To longtime readers of this site and the print edition associated with it, my name may be familiar. I wrote the content for the PMM Online newsletter for about six years, until the current writer, Karen Meeks, took over in 2017.

I also worked for the print edition of Pacific Maritime for a number of years as it’s California Editor.

Now, as the managing editor, I have some exciting news to share: the print edition of PMM is returning, and relatively soon. In early May, those who subscribed to the magazine before it went on hiatus will see a new issue arrive at their homes and/or workplaces. Among the content scheduled for the issue is: a roundup of new vessels and tugboats; an article on fuel & propulsion technology; and a feature on the Port of LA’s new, state-of-the-art pilot boats.

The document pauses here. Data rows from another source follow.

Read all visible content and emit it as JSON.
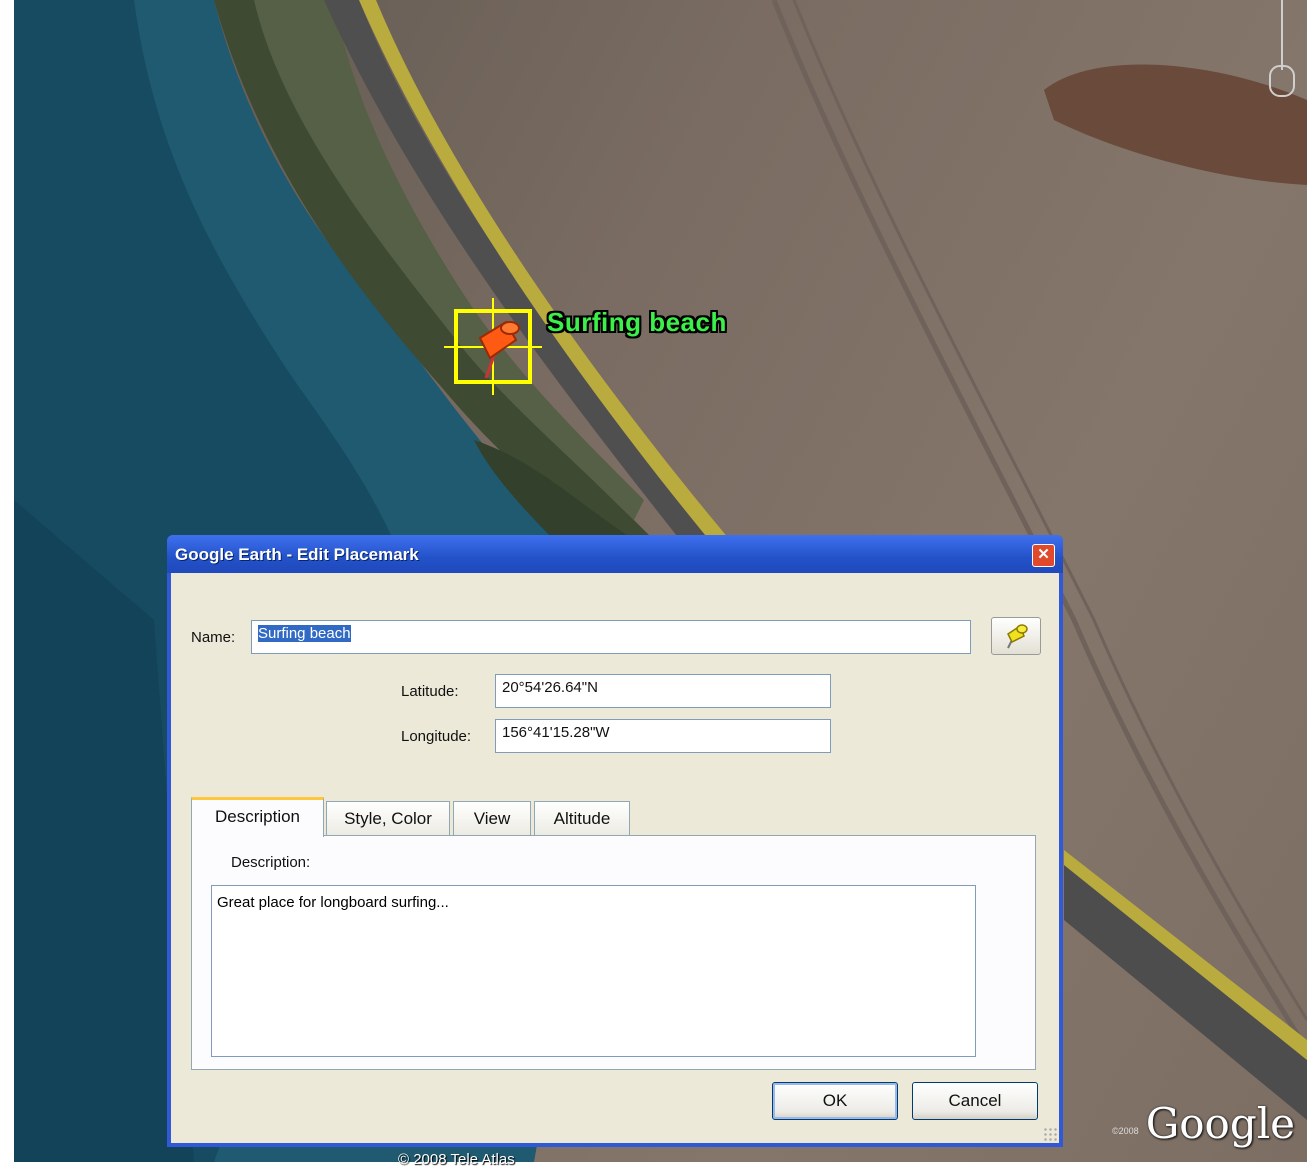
{
  "map": {
    "placemark_label": "Surfing beach",
    "copyright": "© 2008 Tele Atlas",
    "logo": "Google",
    "logo_year": "©2008"
  },
  "dialog": {
    "title": "Google Earth - Edit Placemark",
    "close_glyph": "✕",
    "name_label": "Name:",
    "name_value": "Surfing beach",
    "latitude_label": "Latitude:",
    "latitude_value": "20°54'26.64\"N",
    "longitude_label": "Longitude:",
    "longitude_value": "156°41'15.28\"W",
    "tabs": [
      "Description",
      "Style, Color",
      "View",
      "Altitude"
    ],
    "description_label": "Description:",
    "description_value": "Great place for longboard surfing...",
    "ok_label": "OK",
    "cancel_label": "Cancel"
  },
  "colors": {
    "title_bar": "#2352c8",
    "placemark_label": "#3cf04a",
    "pin": "#ff5a14",
    "selection": "#ffff00"
  }
}
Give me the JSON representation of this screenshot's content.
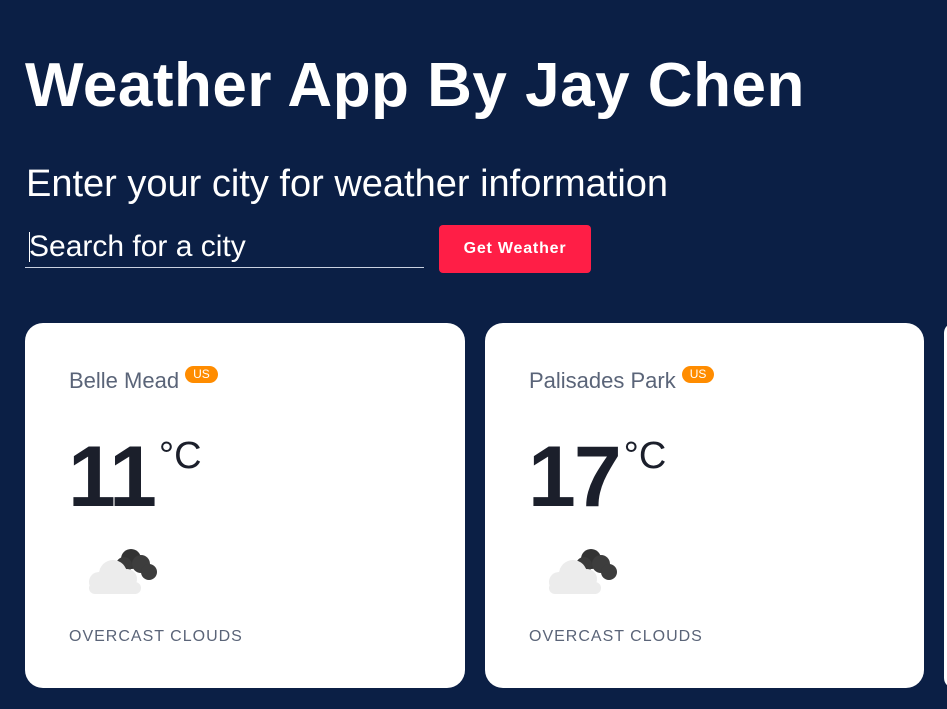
{
  "header": {
    "title": "Weather App By Jay Chen",
    "subtitle": "Enter your city for weather information"
  },
  "search": {
    "placeholder": "Search for a city",
    "value": "",
    "button_label": "Get Weather"
  },
  "cards": [
    {
      "city": "Belle Mead",
      "country": "US",
      "temperature": "11",
      "unit": "°C",
      "icon": "overcast-clouds-icon",
      "description": "OVERCAST CLOUDS"
    },
    {
      "city": "Palisades Park",
      "country": "US",
      "temperature": "17",
      "unit": "°C",
      "icon": "overcast-clouds-icon",
      "description": "OVERCAST CLOUDS"
    }
  ],
  "colors": {
    "background": "#0b1f45",
    "button": "#ff1e46",
    "badge": "#ff8c00",
    "card": "#ffffff"
  }
}
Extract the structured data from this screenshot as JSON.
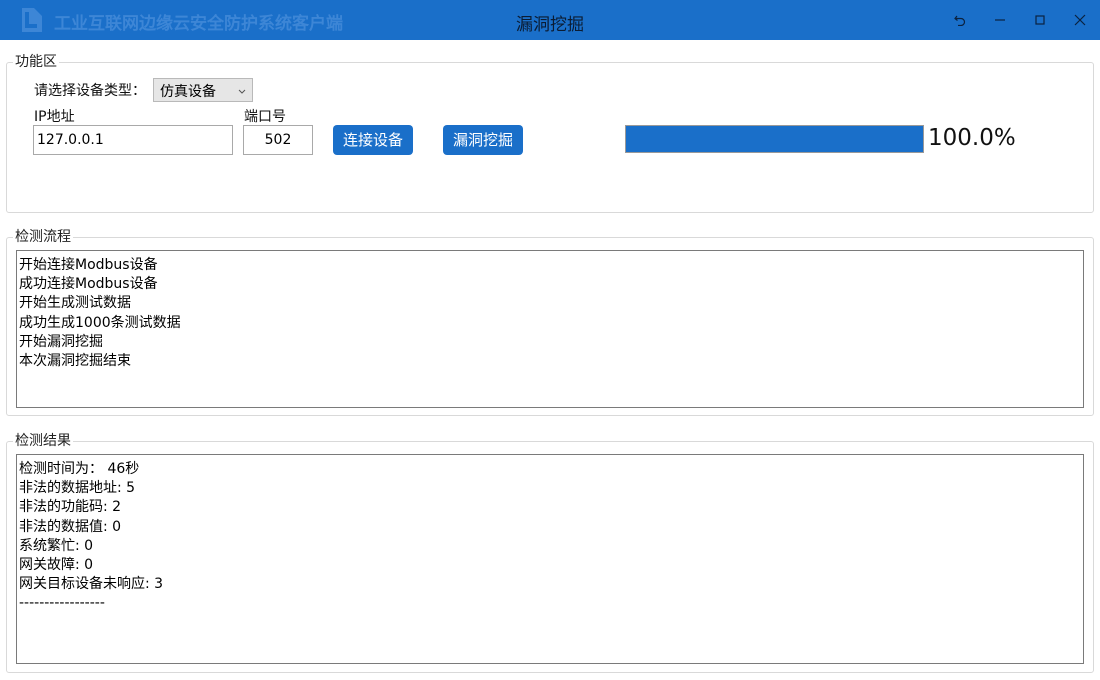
{
  "app": {
    "name": "工业互联网边缘云安全防护系统客户端",
    "window_title": "漏洞挖掘"
  },
  "function_area": {
    "legend": "功能区",
    "device_type_label": "请选择设备类型：",
    "device_type_value": "仿真设备",
    "ip_label": "IP地址",
    "ip_value": "127.0.0.1",
    "port_label": "端口号",
    "port_value": "502",
    "connect_button": "连接设备",
    "scan_button": "漏洞挖掘",
    "progress_percent": 100,
    "progress_text": "100.0%"
  },
  "process": {
    "legend": "检测流程",
    "lines": [
      "开始连接Modbus设备",
      "成功连接Modbus设备",
      "开始生成测试数据",
      "成功生成1000条测试数据",
      "开始漏洞挖掘",
      "本次漏洞挖掘结束"
    ]
  },
  "results": {
    "legend": "检测结果",
    "lines": [
      "检测时间为： 46秒",
      "非法的数据地址: 5",
      "非法的功能码: 2",
      "非法的数据值: 0",
      "系统繁忙: 0",
      "网关故障: 0",
      "网关目标设备未响应: 3",
      "-----------------"
    ]
  },
  "colors": {
    "accent": "#1a6fc9",
    "titlebar": "#1a6fc9"
  },
  "icons": {
    "logo": "app-logo-icon",
    "restore": "undo-icon",
    "minimize": "minimize-icon",
    "maximize": "maximize-icon",
    "close": "close-icon",
    "dropdown": "chevron-down-icon"
  }
}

Stories planned for future issues include spill response & resiliency; maritime construction; West Coast shipyards; and ocean & coastal towing.

The magazine’s relaunch will begin with a couple of bi-monthly issues – April/May and June/July – then we’ll return to our regular monthly schedule, with the exception of a combined November/December issue during the holiday season.

We’re thrilled to be able to once again bring you the quality news and feature stories that you’ve come to expect from PMM, and we hope that you will join us for the journey.

And with that being said, if you happen to read this and are not a current subscriber to Pacific Maritime, please consider purchasing a subscription for yourself or someone else who may be interested. Or, if you operate a business, please consider purchasing an ad. Information on how to both will be included in the upcoming issue of the magazine.

Subscribers and advertisers are essential partners to ensure that we keep the print edition of the magazine a healthy and economically viable source of news about West Coast marine business. We are dependent upon your ongoing support.

Thank you.

You can reach Mark Nero at